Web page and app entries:
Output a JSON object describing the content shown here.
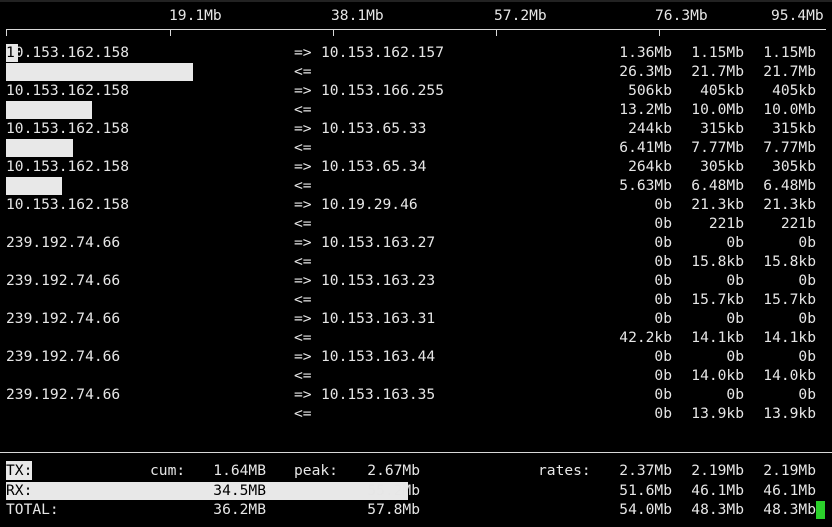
{
  "scale": {
    "labels": [
      "19.1Mb",
      "38.1Mb",
      "57.2Mb",
      "76.3Mb",
      "95.4Mb"
    ]
  },
  "flows": [
    {
      "src": "10.153.162.158",
      "dst": "10.153.162.157",
      "send": [
        "1.36Mb",
        "1.15Mb",
        "1.15Mb"
      ],
      "recv": [
        "26.3Mb",
        "21.7Mb",
        "21.7Mb"
      ],
      "send_fraction": 0.0143,
      "recv_fraction": 0.2277
    },
    {
      "src": "10.153.162.158",
      "dst": "10.153.166.255",
      "send": [
        "506kb",
        "405kb",
        "405kb"
      ],
      "recv": [
        "13.2Mb",
        "10.0Mb",
        "10.0Mb"
      ],
      "send_fraction": 0.0,
      "recv_fraction": 0.1048
    },
    {
      "src": "10.153.162.158",
      "dst": "10.153.65.33",
      "send": [
        "244kb",
        "315kb",
        "315kb"
      ],
      "recv": [
        "6.41Mb",
        "7.77Mb",
        "7.77Mb"
      ],
      "send_fraction": 0.0,
      "recv_fraction": 0.0814
    },
    {
      "src": "10.153.162.158",
      "dst": "10.153.65.34",
      "send": [
        "264kb",
        "305kb",
        "305kb"
      ],
      "recv": [
        "5.63Mb",
        "6.48Mb",
        "6.48Mb"
      ],
      "send_fraction": 0.0,
      "recv_fraction": 0.0679
    },
    {
      "src": "10.153.162.158",
      "dst": "10.19.29.46",
      "send": [
        "0b",
        "21.3kb",
        "21.3kb"
      ],
      "recv": [
        "0b",
        "221b",
        "221b"
      ],
      "send_fraction": 0.0,
      "recv_fraction": 0.0
    },
    {
      "src": "239.192.74.66",
      "dst": "10.153.163.27",
      "send": [
        "0b",
        "0b",
        "0b"
      ],
      "recv": [
        "0b",
        "15.8kb",
        "15.8kb"
      ],
      "send_fraction": 0.0,
      "recv_fraction": 0.0
    },
    {
      "src": "239.192.74.66",
      "dst": "10.153.163.23",
      "send": [
        "0b",
        "0b",
        "0b"
      ],
      "recv": [
        "0b",
        "15.7kb",
        "15.7kb"
      ],
      "send_fraction": 0.0,
      "recv_fraction": 0.0
    },
    {
      "src": "239.192.74.66",
      "dst": "10.153.163.31",
      "send": [
        "0b",
        "0b",
        "0b"
      ],
      "recv": [
        "42.2kb",
        "14.1kb",
        "14.1kb"
      ],
      "send_fraction": 0.0,
      "recv_fraction": 0.0
    },
    {
      "src": "239.192.74.66",
      "dst": "10.153.163.44",
      "send": [
        "0b",
        "0b",
        "0b"
      ],
      "recv": [
        "0b",
        "14.0kb",
        "14.0kb"
      ],
      "send_fraction": 0.0,
      "recv_fraction": 0.0
    },
    {
      "src": "239.192.74.66",
      "dst": "10.153.163.35",
      "send": [
        "0b",
        "0b",
        "0b"
      ],
      "recv": [
        "0b",
        "13.9kb",
        "13.9kb"
      ],
      "send_fraction": 0.0,
      "recv_fraction": 0.0
    }
  ],
  "arrows": {
    "send": "=>",
    "recv": "<="
  },
  "totals": {
    "tx": {
      "label": "TX:",
      "cum_label": "cum:",
      "cum": "1.64MB",
      "peak_label": "peak:",
      "peak": "2.67Mb",
      "rates_label": "rates:",
      "rates": [
        "2.37Mb",
        "2.19Mb",
        "2.19Mb"
      ]
    },
    "rx": {
      "label": "RX:",
      "cum": "34.5MB",
      "peak": "55.2Mb",
      "rates": [
        "51.6Mb",
        "46.1Mb",
        "46.1Mb"
      ],
      "bar_fraction": 0.4906
    },
    "total": {
      "label": "TOTAL:",
      "cum": "36.2MB",
      "peak": "57.8Mb",
      "rates": [
        "54.0Mb",
        "48.3Mb",
        "48.3Mb"
      ]
    }
  }
}
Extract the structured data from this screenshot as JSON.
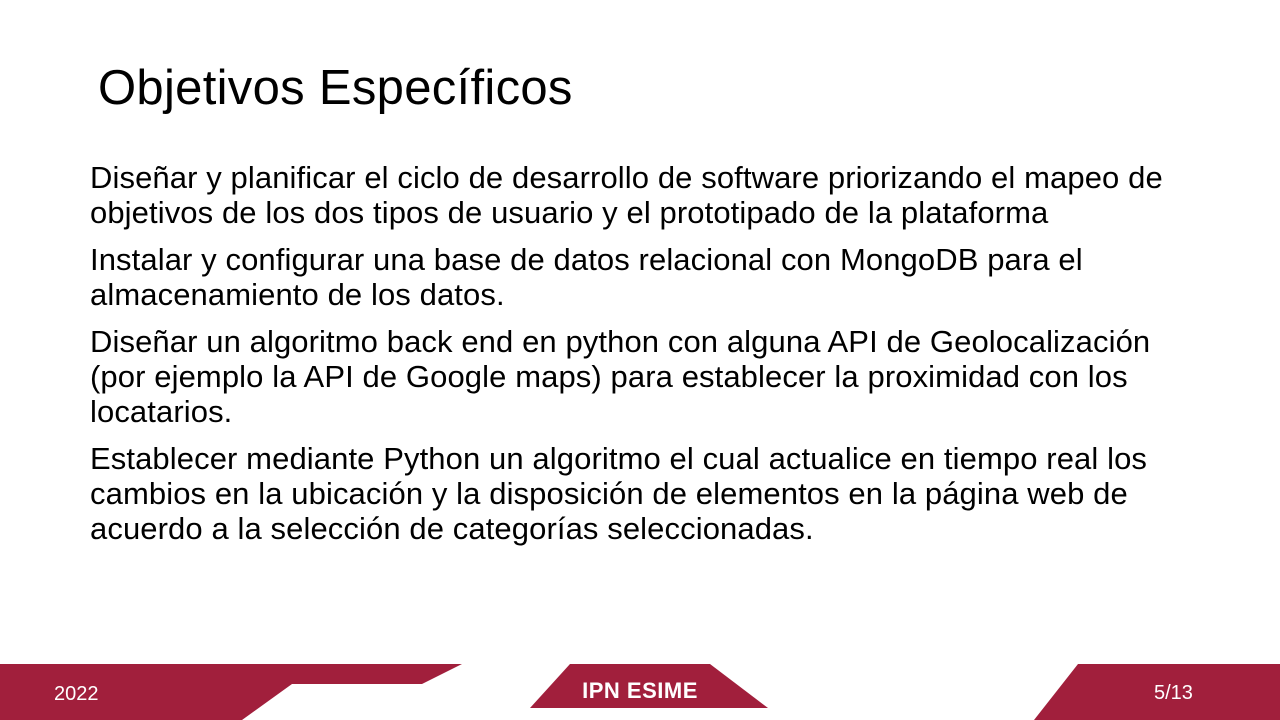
{
  "slide": {
    "title": "Objetivos Específicos",
    "objectives": [
      "Diseñar y planificar el ciclo de desarrollo de software priorizando el mapeo de objetivos de los dos tipos de usuario y el prototipado de la plataforma",
      "Instalar y configurar una base de datos relacional con MongoDB para el almacenamiento de los datos.",
      "Diseñar un algoritmo back end en python con alguna API de Geolocalización (por ejemplo la API de Google maps) para establecer la proximidad con los locatarios.",
      "Establecer mediante Python un algoritmo el cual actualice en tiempo real los cambios en la ubicación y la disposición de elementos en la página web de acuerdo a la selección de categorías seleccionadas."
    ]
  },
  "footer": {
    "year": "2022",
    "brand": "IPN ESIME",
    "page_number": "5/13",
    "accent_color": "#a11f3c"
  }
}
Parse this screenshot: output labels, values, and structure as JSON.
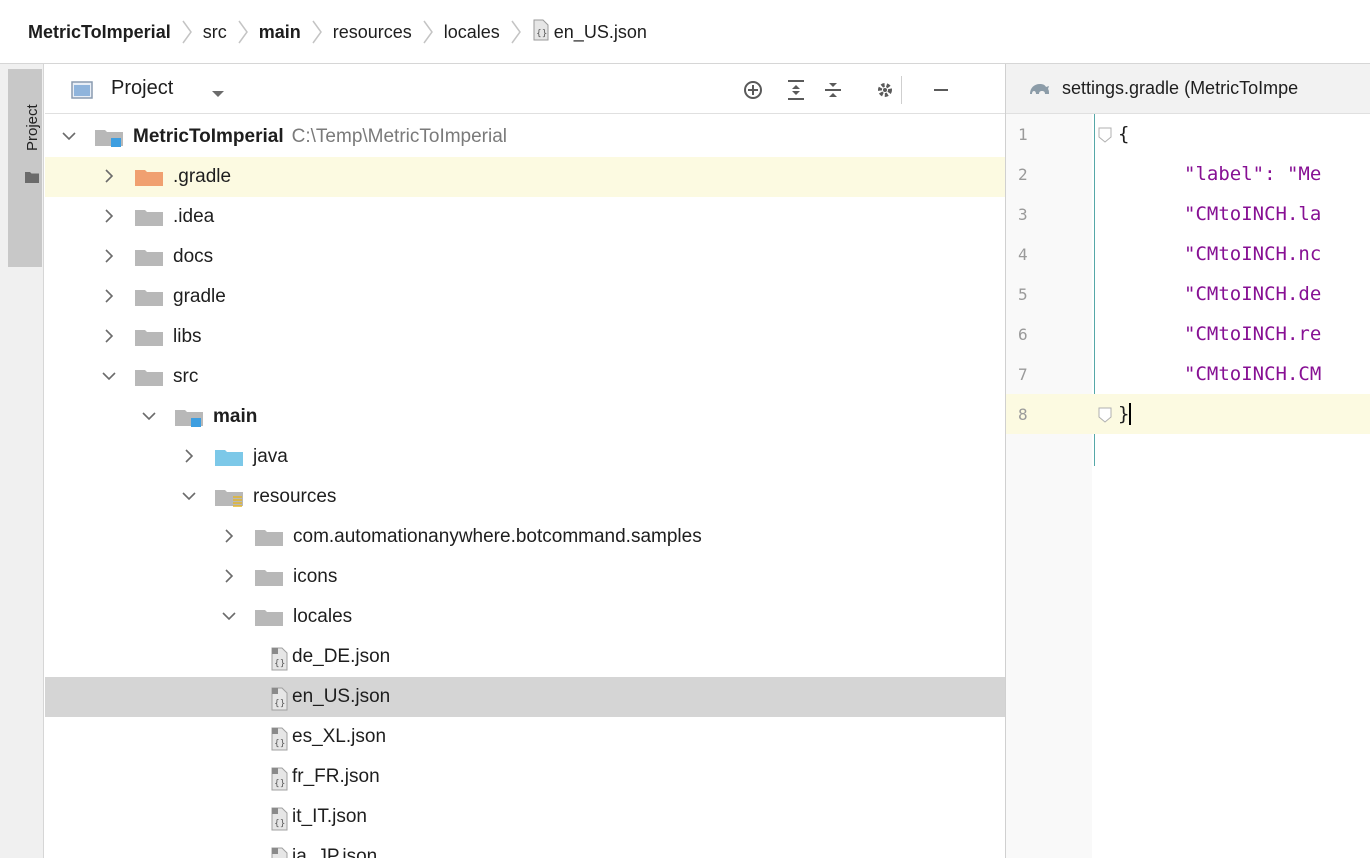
{
  "breadcrumb": [
    {
      "label": "MetricToImperial",
      "bold": true
    },
    {
      "label": "src",
      "bold": false
    },
    {
      "label": "main",
      "bold": true
    },
    {
      "label": "resources",
      "bold": false
    },
    {
      "label": "locales",
      "bold": false
    },
    {
      "label": "en_US.json",
      "bold": false,
      "icon": "json-file-icon"
    }
  ],
  "toolstrip": {
    "project_tab_label": "Project"
  },
  "project_panel": {
    "title": "Project",
    "header_icons": [
      "locate-icon",
      "expand-all-icon",
      "collapse-all-icon",
      "gear-icon",
      "minimize-icon"
    ]
  },
  "tree": [
    {
      "label": "MetricToImperial",
      "path": "C:\\Temp\\MetricToImperial",
      "depth": 0,
      "expanded": true,
      "icon": "module-folder-icon",
      "bold": true
    },
    {
      "label": ".gradle",
      "depth": 1,
      "expanded": false,
      "icon": "folder-excluded-icon",
      "highlight": "yellow"
    },
    {
      "label": ".idea",
      "depth": 1,
      "expanded": false,
      "icon": "folder-icon"
    },
    {
      "label": "docs",
      "depth": 1,
      "expanded": false,
      "icon": "folder-icon"
    },
    {
      "label": "gradle",
      "depth": 1,
      "expanded": false,
      "icon": "folder-icon"
    },
    {
      "label": "libs",
      "depth": 1,
      "expanded": false,
      "icon": "folder-icon"
    },
    {
      "label": "src",
      "depth": 1,
      "expanded": true,
      "icon": "folder-icon"
    },
    {
      "label": "main",
      "depth": 2,
      "expanded": true,
      "icon": "module-folder-icon",
      "bold": true
    },
    {
      "label": "java",
      "depth": 3,
      "expanded": false,
      "icon": "source-folder-icon"
    },
    {
      "label": "resources",
      "depth": 3,
      "expanded": true,
      "icon": "resources-folder-icon"
    },
    {
      "label": "com.automationanywhere.botcommand.samples",
      "depth": 4,
      "expanded": false,
      "icon": "folder-icon"
    },
    {
      "label": "icons",
      "depth": 4,
      "expanded": false,
      "icon": "folder-icon"
    },
    {
      "label": "locales",
      "depth": 4,
      "expanded": true,
      "icon": "folder-icon"
    },
    {
      "label": "de_DE.json",
      "depth": 5,
      "icon": "json-file-icon"
    },
    {
      "label": "en_US.json",
      "depth": 5,
      "icon": "json-file-icon",
      "highlight": "grey"
    },
    {
      "label": "es_XL.json",
      "depth": 5,
      "icon": "json-file-icon"
    },
    {
      "label": "fr_FR.json",
      "depth": 5,
      "icon": "json-file-icon"
    },
    {
      "label": "it_IT.json",
      "depth": 5,
      "icon": "json-file-icon"
    },
    {
      "label": "ja_JP.json",
      "depth": 5,
      "icon": "json-file-icon"
    }
  ],
  "editor": {
    "tab_label": "settings.gradle (MetricToImpe",
    "tab_icon": "gradle-icon",
    "lines": [
      {
        "n": "1",
        "text": "{",
        "kind": "brace"
      },
      {
        "n": "2",
        "text": "\"label\": \"Me",
        "kind": "str"
      },
      {
        "n": "3",
        "text": "\"CMtoINCH.la",
        "kind": "str"
      },
      {
        "n": "4",
        "text": "\"CMtoINCH.nc",
        "kind": "str"
      },
      {
        "n": "5",
        "text": "\"CMtoINCH.de",
        "kind": "str"
      },
      {
        "n": "6",
        "text": "\"CMtoINCH.re",
        "kind": "str"
      },
      {
        "n": "7",
        "text": "\"CMtoINCH.CM",
        "kind": "str"
      },
      {
        "n": "8",
        "text": "}",
        "kind": "brace",
        "current": true
      }
    ]
  },
  "colors": {
    "current_line": "#fcfae1",
    "selection": "#d5d5d5",
    "string": "#871094",
    "folder": "#b8b8b8",
    "folder_excluded": "#f0a070",
    "source_folder": "#7cc8e8"
  }
}
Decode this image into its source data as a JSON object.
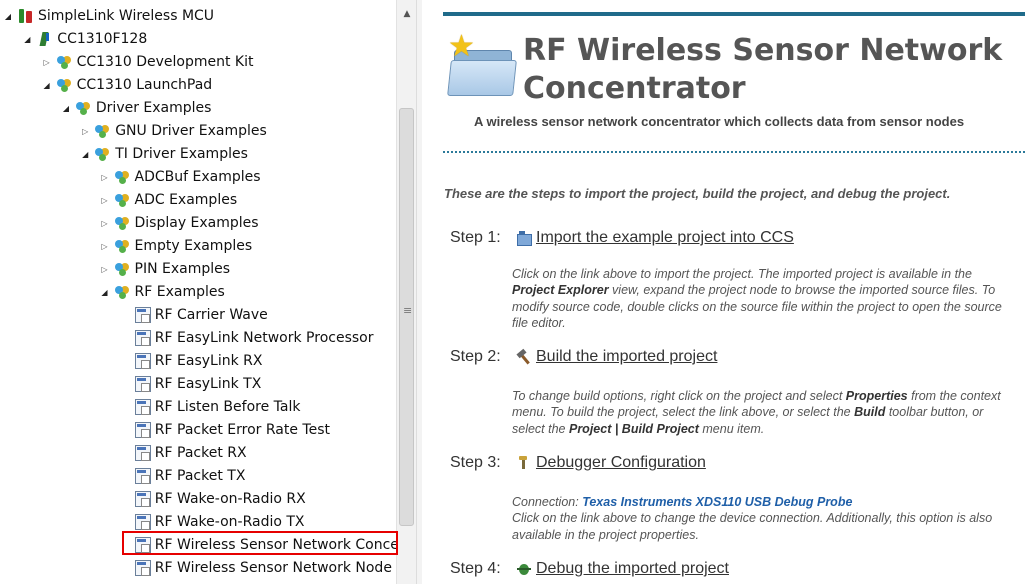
{
  "tree": {
    "items": [
      {
        "label": "SimpleLink Wireless MCU",
        "depth": 0,
        "expanded": true,
        "icon": "simplelink-root-icon"
      },
      {
        "label": "CC1310F128",
        "depth": 1,
        "expanded": true,
        "icon": "device-chip-icon"
      },
      {
        "label": "CC1310 Development Kit",
        "depth": 2,
        "expanded": false,
        "icon": "package-icon"
      },
      {
        "label": "CC1310 LaunchPad",
        "depth": 2,
        "expanded": true,
        "icon": "package-icon"
      },
      {
        "label": "Driver Examples",
        "depth": 3,
        "expanded": true,
        "icon": "package-icon"
      },
      {
        "label": "GNU Driver Examples",
        "depth": 4,
        "expanded": false,
        "icon": "package-icon"
      },
      {
        "label": "TI Driver Examples",
        "depth": 4,
        "expanded": true,
        "icon": "package-icon"
      },
      {
        "label": "ADCBuf Examples",
        "depth": 5,
        "expanded": false,
        "icon": "package-icon"
      },
      {
        "label": "ADC Examples",
        "depth": 5,
        "expanded": false,
        "icon": "package-icon"
      },
      {
        "label": "Display Examples",
        "depth": 5,
        "expanded": false,
        "icon": "package-icon"
      },
      {
        "label": "Empty Examples",
        "depth": 5,
        "expanded": false,
        "icon": "package-icon"
      },
      {
        "label": "PIN Examples",
        "depth": 5,
        "expanded": false,
        "icon": "package-icon"
      },
      {
        "label": "RF Examples",
        "depth": 5,
        "expanded": true,
        "icon": "package-icon"
      },
      {
        "label": "RF Carrier Wave",
        "depth": 6,
        "icon": "example-project-icon"
      },
      {
        "label": "RF EasyLink Network Processor",
        "depth": 6,
        "icon": "example-project-icon"
      },
      {
        "label": "RF EasyLink RX",
        "depth": 6,
        "icon": "example-project-icon"
      },
      {
        "label": "RF EasyLink TX",
        "depth": 6,
        "icon": "example-project-icon"
      },
      {
        "label": "RF Listen Before Talk",
        "depth": 6,
        "icon": "example-project-icon"
      },
      {
        "label": "RF Packet Error Rate Test",
        "depth": 6,
        "icon": "example-project-icon"
      },
      {
        "label": "RF Packet RX",
        "depth": 6,
        "icon": "example-project-icon"
      },
      {
        "label": "RF Packet TX",
        "depth": 6,
        "icon": "example-project-icon"
      },
      {
        "label": "RF Wake-on-Radio RX",
        "depth": 6,
        "icon": "example-project-icon"
      },
      {
        "label": "RF Wake-on-Radio TX",
        "depth": 6,
        "icon": "example-project-icon"
      },
      {
        "label": "RF Wireless Sensor Network Concentr",
        "depth": 6,
        "icon": "example-project-icon",
        "selected": true
      },
      {
        "label": "RF Wireless Sensor Network Node",
        "depth": 6,
        "icon": "example-project-icon"
      }
    ],
    "highlight_color": "#e60000"
  },
  "content": {
    "title": "RF Wireless Sensor Network Concentrator",
    "subtitle": "A wireless sensor network concentrator which collects data from sensor nodes",
    "intro": "These are the steps to import the project, build the project, and debug the project.",
    "accent_color": "#1f6b8a",
    "steps": [
      {
        "number": "Step 1:",
        "icon": "import-project-icon",
        "link": "Import the example project into CCS",
        "desc_parts": [
          "Click on the link above to import the project. The imported project is available in the ",
          "Project Explorer",
          " view, expand the project node to browse the imported source files. To modify source code, double clicks on the source file within the project to open the source file editor."
        ]
      },
      {
        "number": "Step 2:",
        "icon": "hammer-icon",
        "link": "Build the imported project",
        "desc_parts": [
          "To change build options, right click on the project and select ",
          "Properties",
          " from the context menu. To build the project, select the link above, or select the ",
          "Build",
          " toolbar button, or select the ",
          "Project | Build Project",
          " menu item."
        ]
      },
      {
        "number": "Step 3:",
        "icon": "debugger-config-icon",
        "link": "Debugger Configuration",
        "connection_label": "Connection: ",
        "connection_value": "Texas Instruments XDS110 USB Debug Probe",
        "desc": "Click on the link above to change the device connection. Additionally, this option is also available in the project properties."
      },
      {
        "number": "Step 4:",
        "icon": "debug-bug-icon",
        "link": "Debug the imported project"
      }
    ]
  }
}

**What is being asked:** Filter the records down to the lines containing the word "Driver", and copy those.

**Response for this exercise:**
        "label": "Driver Examples",
        "label": "GNU Driver Examples",
        "label": "TI Driver Examples",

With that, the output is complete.